Published: 7 September 2012



Inflammatory bowel diseases (IBD) refer to a group of inflammatory conditions concerning colon and small intestine, which cause socially uncomfortable symptoms and often are associated with an increased risk of colon cancer. IBD are complex disorders, which rely on genetic susceptibility, environmental factors, deregulation of the immune system, and host relationship with commensal microbiota. The complexity of these pathologies makes difficult to clearly understand the mechanisms of their onset. Therefore, the study of IBD must be faced exploiting an integrated and multilevel approach, ranging from genes, transcripts and proteins to pathways altered in affected tissues, and carefully considering their regulatory mechanisms, which may intervene in the pathology onset. It is also crucial to have a knowledge base about the symbiotic bacteria that are hosted in the human gut. To date, much data exist regarding IBD and human commensal bacteria, but this information is sparse in literature and no free resource provides a homogeneously and rationally integrated view of biomolecular data related to these pathologies.


Human genes altered in IBD have been collected from literature, paying particular interest for the immune system alterations prompted by the interaction with the gut microbiome. This process has been performed manually to assure the reliability of collected data. Heterogeneous metadata from different sources have been automatically formatted and integrated in order to enrich information about these altered genes. A user-friendly web interface has been created for easy access to structured data. Tools such as gene clustering coefficients, all-pairs shortest paths and pathway lengths calculation have been developed to provide data analysis support. Moreover, the implemented resource is compliant to the Galaxy framework, allowing the collected data to be exploited in the context of high throughput bioinformatics analysis.

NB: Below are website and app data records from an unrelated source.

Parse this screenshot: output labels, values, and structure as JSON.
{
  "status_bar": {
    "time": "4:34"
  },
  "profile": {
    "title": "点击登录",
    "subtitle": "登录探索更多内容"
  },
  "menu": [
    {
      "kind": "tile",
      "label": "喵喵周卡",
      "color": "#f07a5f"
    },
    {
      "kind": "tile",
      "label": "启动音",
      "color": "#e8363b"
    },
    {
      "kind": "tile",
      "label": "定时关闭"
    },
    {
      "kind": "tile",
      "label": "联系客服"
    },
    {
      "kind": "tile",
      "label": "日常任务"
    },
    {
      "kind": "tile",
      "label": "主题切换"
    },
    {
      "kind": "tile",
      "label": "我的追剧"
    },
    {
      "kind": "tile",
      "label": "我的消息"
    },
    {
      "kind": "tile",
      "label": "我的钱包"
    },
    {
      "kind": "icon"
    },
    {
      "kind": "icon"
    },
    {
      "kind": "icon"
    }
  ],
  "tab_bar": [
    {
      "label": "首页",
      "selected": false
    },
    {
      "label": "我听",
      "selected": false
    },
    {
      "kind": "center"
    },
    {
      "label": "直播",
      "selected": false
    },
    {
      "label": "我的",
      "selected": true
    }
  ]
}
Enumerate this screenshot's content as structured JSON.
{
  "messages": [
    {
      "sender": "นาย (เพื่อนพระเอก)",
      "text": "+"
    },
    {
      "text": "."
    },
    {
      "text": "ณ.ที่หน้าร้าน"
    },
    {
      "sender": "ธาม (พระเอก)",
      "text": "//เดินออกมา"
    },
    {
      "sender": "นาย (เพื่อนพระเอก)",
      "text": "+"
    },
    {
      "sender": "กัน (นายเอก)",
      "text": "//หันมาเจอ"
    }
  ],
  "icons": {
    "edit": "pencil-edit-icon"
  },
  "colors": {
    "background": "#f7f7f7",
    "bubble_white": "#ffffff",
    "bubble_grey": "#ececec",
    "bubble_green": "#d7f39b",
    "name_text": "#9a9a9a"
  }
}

To fill the lack of a reference resource for 'omics' science analysis in the context of IBD, we developed the IBDsite (available at webcite), a disease-oriented platform, which collects data related to biomolecular mechanisms involved in the IBD onset. The resource provides a section devoted to human genes identified as altered in IBD, which can be queried at different biomolecular levels and visualised in gene-centred report pages. Furthermore, the system presents information related to the gut microbiota involved in IBD affected patients. The IBDsite is compliant with all Galaxy installations (in particular, it can be accessed from our custom version of Galaxy, webcite), in order to facilitate high-throughput data integration and to enable evaluations of the genomic basis of these diseases, complementing the tools embedded in the IBDsite.

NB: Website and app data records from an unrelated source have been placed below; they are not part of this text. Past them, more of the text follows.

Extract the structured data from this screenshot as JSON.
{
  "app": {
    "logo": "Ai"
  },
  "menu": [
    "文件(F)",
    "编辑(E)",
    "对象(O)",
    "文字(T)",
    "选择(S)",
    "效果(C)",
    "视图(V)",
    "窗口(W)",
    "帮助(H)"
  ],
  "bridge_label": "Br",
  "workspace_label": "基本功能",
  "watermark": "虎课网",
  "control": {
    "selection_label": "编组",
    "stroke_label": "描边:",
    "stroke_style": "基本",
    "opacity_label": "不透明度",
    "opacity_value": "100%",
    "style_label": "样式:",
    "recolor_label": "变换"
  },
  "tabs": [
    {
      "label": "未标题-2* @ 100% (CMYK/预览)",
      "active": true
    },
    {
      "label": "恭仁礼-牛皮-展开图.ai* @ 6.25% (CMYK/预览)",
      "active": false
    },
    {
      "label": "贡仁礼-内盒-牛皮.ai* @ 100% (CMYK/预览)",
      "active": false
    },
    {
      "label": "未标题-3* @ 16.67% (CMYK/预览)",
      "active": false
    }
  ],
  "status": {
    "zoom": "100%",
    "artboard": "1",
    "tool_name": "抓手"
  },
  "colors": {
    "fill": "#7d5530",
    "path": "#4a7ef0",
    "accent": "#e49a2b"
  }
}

Lots of sparse data exist concerning IBD studies, but no on-line resource homogeneously and rationally integrate and collect them. The IBDsite is an attempt to group available information regarding human genes and microbial aspects related to IBD, by means of a multilevel mining tool. Moreover, it constitutes a knowledge base to filter, annotate and understand new experimental data in order to formulate new scientific hypotheses, thanks to the possibility of integrating genomics aspects by employing the Galaxy framework. Discussed use-cases demonstrate that the developed system is useful to infer not trivial knowledge from the existing widespread data or from novel experiments.